Even though the ozone layer is mostly depleting — well — because of our own lack of discretion, it seems as though there's another culprit to blame. While you may be familiar with the auroras in the realm of the aurora borealis or Northern Lights, other types of auroras can evidently do a number on our fragile-yet-beloved atmosphere.
It turns out auroras tore a 250-mile hole in the ozone layer, which has left scientists shocked and incredibly concerned.
Researchers had previously hypothesized that the auroras would result in some sort of change, but little did they realize how drastic it would be.
“This is the first observational study in the world to show that radiation belt electron fallout from space around the Earth has a direct, immediate, and localized effect on atmospheric changes in the mesosphere,” reads a statement from the press release.
“This study revealed that radiation belt electrons falling into the atmosphere from space around the Earth have a rapid and localized effect on the composition of the microatmosphere, including ozone,” the statement continued.
How are auroras creating holes in the ozone layer?
An international research team from Japan, the U.S., and Canada published a study on Oct. 11 to Scientific Reports, which showed how a certain type of aurora is affecting our atmosphere's ozone layer.
Scientists discovered auroras may be creating holes in the ozone layer when they found a 250-mile-wide gaping hole in the ozone layer, just above an aurora. Scientists were shocked by the immediacy and extent of the effects — the hole within about 90 minutes of the aurora's appearance.
This happens because isolated proton auroras evidently expend plasma, which contain electrons. The electons become ionized and charged up when they fall along magnetic field lines, aka along the ozone layer, and they start producing nitrogen oxides and hydrogen oxides.
And even though it previously wasn't known how these charged particles were affecting the atmosphere's ozone layer, it's now recognized that they tear through it, contributing to a concerning amount of ozone loss.
Even though this finding is concerning, it will be useful for scientists to predict more atmospheric changes.
"The findings will help scientists predict fluctuations in space weather that could possibly affect the planet's atmosphere," Elizabeth Rayne of Space.com writes.
Does this mean the Northern Lights depletes the ozone layer?
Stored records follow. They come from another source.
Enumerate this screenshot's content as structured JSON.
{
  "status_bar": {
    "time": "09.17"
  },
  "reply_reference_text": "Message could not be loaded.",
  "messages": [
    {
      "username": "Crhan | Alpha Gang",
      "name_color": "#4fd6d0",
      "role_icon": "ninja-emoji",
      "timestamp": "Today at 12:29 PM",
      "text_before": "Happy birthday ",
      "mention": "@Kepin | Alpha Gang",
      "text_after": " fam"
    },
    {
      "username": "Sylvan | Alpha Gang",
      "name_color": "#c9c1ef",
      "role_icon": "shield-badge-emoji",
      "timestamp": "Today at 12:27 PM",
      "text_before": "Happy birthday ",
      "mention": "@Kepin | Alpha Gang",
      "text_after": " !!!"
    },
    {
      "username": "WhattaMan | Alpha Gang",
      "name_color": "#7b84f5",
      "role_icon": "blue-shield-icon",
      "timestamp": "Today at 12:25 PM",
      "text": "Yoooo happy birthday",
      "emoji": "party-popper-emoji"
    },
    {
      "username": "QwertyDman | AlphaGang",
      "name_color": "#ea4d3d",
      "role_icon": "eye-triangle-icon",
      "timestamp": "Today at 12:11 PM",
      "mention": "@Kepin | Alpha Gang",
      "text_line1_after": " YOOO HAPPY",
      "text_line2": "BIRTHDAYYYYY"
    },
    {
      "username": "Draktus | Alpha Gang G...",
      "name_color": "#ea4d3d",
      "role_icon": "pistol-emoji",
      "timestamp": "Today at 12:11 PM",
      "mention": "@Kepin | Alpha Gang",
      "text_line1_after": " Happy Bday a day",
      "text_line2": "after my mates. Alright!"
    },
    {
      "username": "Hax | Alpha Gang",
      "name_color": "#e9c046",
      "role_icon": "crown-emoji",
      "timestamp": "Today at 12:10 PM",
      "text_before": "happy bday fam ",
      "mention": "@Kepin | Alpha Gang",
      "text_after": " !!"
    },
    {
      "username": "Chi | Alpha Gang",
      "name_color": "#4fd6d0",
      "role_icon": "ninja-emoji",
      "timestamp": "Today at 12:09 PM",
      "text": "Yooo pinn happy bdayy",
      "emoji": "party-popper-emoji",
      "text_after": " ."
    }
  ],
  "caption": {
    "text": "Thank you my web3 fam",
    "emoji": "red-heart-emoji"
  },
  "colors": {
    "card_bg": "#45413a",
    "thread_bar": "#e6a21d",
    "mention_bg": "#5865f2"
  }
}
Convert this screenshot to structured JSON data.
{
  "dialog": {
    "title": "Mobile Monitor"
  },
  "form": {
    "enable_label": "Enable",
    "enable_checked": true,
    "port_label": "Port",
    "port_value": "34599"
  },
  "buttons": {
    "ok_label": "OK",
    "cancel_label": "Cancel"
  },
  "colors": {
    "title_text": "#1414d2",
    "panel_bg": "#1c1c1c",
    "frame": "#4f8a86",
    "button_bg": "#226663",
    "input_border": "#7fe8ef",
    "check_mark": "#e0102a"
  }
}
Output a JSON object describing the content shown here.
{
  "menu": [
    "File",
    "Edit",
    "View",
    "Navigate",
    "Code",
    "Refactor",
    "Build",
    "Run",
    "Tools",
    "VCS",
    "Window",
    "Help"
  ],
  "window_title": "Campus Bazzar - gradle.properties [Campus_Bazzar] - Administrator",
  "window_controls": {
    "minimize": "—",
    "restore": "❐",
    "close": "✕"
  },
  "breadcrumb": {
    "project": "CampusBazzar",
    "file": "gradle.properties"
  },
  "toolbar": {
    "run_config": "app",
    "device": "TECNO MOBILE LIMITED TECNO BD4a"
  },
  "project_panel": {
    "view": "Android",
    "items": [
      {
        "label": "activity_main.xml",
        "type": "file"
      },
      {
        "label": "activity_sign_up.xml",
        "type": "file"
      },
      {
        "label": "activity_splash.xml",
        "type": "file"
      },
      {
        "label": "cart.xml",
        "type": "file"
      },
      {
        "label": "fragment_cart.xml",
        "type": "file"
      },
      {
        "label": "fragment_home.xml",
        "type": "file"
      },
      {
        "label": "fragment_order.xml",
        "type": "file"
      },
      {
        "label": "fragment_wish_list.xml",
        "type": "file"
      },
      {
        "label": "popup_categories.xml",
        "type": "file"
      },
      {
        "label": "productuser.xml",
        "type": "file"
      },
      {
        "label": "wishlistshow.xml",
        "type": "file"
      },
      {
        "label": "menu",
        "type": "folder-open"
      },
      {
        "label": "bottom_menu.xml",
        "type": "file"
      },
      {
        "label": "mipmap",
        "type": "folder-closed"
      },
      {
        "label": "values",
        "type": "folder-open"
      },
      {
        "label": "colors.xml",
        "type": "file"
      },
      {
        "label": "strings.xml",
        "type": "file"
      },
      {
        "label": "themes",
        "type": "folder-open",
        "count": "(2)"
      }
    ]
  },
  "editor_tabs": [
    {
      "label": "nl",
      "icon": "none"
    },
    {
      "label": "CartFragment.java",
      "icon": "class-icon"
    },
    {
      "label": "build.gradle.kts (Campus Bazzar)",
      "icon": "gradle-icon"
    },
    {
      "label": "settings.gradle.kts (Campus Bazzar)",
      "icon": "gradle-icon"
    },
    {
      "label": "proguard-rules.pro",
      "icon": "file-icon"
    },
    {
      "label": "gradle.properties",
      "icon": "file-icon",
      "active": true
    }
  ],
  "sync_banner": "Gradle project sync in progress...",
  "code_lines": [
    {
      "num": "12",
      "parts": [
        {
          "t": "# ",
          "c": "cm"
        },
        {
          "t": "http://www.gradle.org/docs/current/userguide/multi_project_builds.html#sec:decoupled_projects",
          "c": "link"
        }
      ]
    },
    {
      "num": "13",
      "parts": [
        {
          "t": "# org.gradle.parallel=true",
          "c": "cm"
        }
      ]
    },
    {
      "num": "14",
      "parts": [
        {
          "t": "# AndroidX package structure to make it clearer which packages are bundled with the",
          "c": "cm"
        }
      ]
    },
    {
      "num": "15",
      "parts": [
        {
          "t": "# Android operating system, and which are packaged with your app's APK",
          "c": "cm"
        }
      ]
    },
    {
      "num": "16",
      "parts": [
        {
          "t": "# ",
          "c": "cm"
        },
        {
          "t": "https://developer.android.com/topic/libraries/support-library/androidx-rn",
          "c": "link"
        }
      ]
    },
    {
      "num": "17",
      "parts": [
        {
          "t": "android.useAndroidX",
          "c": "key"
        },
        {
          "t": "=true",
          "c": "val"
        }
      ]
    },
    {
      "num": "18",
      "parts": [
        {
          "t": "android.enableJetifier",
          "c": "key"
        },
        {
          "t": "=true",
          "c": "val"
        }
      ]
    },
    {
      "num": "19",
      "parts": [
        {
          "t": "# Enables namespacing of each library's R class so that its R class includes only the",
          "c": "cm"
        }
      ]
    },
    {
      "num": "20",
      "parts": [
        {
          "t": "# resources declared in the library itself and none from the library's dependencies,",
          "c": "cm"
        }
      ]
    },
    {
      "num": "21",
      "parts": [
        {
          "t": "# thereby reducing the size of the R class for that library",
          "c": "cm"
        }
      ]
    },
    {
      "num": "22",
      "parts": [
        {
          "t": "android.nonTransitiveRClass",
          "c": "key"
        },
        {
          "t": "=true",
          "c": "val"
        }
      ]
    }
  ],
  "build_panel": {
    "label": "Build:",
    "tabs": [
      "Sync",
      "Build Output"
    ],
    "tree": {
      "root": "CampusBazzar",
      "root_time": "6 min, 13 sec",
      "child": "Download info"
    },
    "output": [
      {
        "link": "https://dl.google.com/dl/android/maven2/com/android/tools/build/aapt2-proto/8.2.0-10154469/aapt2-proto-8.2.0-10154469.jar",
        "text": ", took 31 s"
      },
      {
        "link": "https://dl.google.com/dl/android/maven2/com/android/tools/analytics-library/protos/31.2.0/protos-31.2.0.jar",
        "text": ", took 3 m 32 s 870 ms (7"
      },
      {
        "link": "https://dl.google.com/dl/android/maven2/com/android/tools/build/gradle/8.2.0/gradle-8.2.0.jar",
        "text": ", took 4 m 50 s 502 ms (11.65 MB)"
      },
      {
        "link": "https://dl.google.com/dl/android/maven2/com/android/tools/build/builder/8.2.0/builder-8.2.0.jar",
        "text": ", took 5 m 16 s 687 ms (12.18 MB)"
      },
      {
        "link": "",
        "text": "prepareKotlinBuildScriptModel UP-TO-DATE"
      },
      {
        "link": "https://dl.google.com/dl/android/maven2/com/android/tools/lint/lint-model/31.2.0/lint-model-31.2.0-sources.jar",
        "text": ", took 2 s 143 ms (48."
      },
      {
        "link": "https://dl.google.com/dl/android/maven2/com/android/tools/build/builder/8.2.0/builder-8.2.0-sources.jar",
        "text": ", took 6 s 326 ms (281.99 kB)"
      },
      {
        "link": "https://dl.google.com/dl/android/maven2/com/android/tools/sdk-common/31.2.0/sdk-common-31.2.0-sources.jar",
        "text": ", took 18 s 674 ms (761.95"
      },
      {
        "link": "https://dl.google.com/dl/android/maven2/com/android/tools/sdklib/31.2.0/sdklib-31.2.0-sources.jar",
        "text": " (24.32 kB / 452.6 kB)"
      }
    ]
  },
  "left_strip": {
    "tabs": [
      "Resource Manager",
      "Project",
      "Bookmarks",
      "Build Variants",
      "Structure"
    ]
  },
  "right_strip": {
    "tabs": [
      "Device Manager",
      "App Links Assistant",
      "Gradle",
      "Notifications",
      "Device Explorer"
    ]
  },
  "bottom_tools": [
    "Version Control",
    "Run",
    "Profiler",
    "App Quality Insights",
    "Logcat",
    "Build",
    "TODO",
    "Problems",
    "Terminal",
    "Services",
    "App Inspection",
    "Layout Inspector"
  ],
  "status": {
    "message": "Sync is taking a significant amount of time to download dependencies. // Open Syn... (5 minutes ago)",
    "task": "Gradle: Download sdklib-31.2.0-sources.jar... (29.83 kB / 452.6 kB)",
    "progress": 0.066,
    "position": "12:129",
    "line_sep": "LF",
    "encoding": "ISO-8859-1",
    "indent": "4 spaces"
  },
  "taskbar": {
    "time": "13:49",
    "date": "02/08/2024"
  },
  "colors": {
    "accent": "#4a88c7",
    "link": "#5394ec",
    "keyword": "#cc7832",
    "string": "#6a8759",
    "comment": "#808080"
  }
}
If you're disappointed because you think the Northern Lights are doing this, that isn't quite the case.
According to Space.com, isolated proton auroras are different from the Northern Lights. They are visible to the human eye, however, they don't put on quite as big of a show. They produce more plasma, which brings those energetic ions and electrons with it, contributing to depletion and ozone holes.
The holes are a major issue, though, because it opens up the Earth's climate system to space weather — further contributing to global warming and other forms of extreme weather. Further research is to be done on the matter, but it doesn't exactly leave us feeling hopeful for the state of our planet.